    Admitedly, some of these neighborhoods cease being community centers for a minority and become tourist traps—Greektown is like this. But there isn’t a whole lot of “Greek” left in Greektown anyway. If the City Council wants to create another entertainment district like “Greektown” but call it “Africantown,” it’s just going to be a Disneyland mock-up of what an “Africantown” might really look like in a city were blacks are a smaller minority. I don’t think it’ll work; I think they’ve picked a strange model to try and replicate.

    I get the sense that someone, somewhere said “In Detroit there’s a Greektown; there’s a Polishtown (Hamtramck); there’s a Mexicantown; but there ain’t an Africantown! There should be an Africantown, because there are so many african-americans in this city!”

    Which reminds me of the moronic reasoning of whites who say “How come blacks have “Ebony” magazine, but if whites started an “Ivory” magazine focusing on white people, that’d be ‘racist.’”

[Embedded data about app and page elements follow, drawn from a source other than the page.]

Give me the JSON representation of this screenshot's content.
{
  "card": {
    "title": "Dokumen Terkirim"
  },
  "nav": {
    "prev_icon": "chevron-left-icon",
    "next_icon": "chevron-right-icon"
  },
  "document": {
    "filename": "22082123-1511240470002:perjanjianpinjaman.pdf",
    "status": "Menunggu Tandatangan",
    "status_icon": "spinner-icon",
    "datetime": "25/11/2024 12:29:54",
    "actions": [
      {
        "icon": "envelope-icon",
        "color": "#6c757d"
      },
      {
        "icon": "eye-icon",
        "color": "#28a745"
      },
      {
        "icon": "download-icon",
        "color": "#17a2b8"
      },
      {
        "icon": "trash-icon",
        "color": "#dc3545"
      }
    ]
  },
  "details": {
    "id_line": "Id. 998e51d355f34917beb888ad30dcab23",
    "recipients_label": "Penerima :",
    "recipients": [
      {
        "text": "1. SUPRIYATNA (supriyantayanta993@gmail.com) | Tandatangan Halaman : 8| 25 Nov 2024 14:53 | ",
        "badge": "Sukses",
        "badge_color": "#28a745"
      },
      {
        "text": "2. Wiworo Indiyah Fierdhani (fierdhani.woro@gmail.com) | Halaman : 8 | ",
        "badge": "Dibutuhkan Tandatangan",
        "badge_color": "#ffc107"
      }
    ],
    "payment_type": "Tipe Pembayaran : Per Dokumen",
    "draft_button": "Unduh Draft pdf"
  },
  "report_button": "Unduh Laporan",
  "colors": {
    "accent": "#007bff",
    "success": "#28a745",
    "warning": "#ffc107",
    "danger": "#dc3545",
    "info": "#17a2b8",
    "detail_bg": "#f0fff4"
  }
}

    There did used to be a “black” district in Detroit. It was called Paradise Valley and it was slowly demolished from the ‘50s to the ‘70s by I75, Lafeyette Park and Elmwood.
       —Scott T.    Oct. 22 '04 - 07:28AM    #
  5. 1) The decision to have an Africantown is not one of trying to mimic other ethnic enclaves. An ethnic enclave emerges when a population is not served in a necessary way and enclaves provide at lower costs and contribute to the community at large. In the case of Detroit, business are very decentralized and because of this there are lower quality things available to many Black residents and many of these businesses lack a connection to their surrounding communities.I would be interested to know the percentage of Af-Am businesses that are owned within the city limits of Detroit. Detroit’s current economic situation reflects a mutuation of internal colonialism (Blauner).
    2) Detroit is one of the most segregated cities, in the fact the most segregated large one (for the record Gary, Indiana has a higher level of segregation). Because a number of intiatives, such as the Ren Center, have failed to bring businesses that bolted from the city back into the city, the pursuit of an Africantown is not a bad idea. There needs to be continued efforts to get businesses back in the city, Africantown, and definitely since it’s been modified, would not serve to hurt the efforts to get more businesses in.
    3) I knew that your reference to niggertown had a link, but I would certainly advocate if you can’t verify its origins that you make sure not to reference it. It could/is highly offensive.
    4) The fall of paradise valley, the black bottom, bronzeville, ashbyville, etc. all black sections of major cities, are well documented and related to a number of factors. These spaces held great value in urban areas in the past and have the potential to do so in the future.
    Just my 2 cents. Dumi
    p.s. I’ll be interested to see how AT progresses.
       —dumi    Oct. 22 '04 - 10:16AM    #